RECORD EXCERPTS below:

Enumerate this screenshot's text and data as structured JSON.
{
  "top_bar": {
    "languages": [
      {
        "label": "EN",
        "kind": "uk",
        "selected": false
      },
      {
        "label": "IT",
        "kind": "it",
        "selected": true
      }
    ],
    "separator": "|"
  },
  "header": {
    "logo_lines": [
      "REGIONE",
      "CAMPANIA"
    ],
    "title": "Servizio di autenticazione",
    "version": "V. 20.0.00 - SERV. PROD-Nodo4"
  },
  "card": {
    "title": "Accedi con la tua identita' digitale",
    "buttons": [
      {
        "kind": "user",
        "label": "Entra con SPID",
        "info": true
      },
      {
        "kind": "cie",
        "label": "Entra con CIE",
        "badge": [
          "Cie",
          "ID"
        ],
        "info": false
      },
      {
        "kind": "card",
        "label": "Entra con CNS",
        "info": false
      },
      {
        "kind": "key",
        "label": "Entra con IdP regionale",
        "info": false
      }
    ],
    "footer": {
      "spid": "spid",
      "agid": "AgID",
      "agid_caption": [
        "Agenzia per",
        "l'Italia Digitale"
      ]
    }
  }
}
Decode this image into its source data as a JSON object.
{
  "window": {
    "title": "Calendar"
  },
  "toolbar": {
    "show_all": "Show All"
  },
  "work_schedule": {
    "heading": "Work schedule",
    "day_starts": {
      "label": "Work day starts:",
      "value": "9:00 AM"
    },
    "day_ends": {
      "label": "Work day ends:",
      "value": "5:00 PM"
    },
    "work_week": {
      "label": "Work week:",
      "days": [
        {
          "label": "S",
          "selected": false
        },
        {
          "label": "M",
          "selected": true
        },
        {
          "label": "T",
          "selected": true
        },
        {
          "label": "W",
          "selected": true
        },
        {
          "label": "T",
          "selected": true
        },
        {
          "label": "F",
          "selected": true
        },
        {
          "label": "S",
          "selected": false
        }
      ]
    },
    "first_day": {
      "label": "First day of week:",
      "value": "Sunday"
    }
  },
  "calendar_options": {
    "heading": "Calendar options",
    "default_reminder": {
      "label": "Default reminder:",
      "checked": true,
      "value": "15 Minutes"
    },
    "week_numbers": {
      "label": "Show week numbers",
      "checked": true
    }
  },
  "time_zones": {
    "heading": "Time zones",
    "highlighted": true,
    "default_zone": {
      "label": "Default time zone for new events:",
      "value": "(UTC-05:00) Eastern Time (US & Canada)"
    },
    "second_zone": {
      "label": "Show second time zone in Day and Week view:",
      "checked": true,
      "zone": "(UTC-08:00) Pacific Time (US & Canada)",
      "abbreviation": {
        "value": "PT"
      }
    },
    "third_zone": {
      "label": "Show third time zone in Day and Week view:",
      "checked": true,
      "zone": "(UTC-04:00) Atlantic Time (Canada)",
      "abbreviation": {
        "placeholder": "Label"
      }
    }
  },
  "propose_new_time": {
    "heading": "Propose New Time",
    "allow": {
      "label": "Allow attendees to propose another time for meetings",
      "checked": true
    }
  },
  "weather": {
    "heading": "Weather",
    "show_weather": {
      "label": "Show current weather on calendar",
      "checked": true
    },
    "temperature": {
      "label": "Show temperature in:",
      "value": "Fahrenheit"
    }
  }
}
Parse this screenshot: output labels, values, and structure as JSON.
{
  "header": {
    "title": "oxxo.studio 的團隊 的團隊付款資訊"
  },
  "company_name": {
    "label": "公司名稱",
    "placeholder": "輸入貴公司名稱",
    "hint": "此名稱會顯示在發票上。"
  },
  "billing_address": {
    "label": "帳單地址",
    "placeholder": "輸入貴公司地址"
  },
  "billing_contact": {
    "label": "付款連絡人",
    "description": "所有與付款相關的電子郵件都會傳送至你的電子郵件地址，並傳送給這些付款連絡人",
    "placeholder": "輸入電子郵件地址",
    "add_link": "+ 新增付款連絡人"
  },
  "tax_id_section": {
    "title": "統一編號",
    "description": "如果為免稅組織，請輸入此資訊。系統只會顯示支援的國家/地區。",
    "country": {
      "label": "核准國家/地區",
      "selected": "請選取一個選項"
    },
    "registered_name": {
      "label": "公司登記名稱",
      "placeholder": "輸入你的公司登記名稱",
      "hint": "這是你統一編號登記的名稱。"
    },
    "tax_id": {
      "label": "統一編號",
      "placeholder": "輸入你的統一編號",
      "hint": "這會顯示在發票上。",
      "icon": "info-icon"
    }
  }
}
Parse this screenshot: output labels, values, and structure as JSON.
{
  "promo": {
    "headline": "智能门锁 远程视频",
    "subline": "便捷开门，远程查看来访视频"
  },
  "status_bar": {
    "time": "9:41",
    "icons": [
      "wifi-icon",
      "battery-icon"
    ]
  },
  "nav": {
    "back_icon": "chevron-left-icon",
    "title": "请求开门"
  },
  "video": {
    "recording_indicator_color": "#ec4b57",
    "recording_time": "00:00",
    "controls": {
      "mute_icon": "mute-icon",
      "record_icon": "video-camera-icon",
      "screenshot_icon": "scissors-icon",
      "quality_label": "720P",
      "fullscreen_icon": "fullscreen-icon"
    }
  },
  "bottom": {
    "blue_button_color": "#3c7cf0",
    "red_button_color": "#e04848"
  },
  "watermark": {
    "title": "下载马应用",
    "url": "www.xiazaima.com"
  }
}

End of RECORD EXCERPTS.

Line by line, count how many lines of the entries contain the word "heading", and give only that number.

5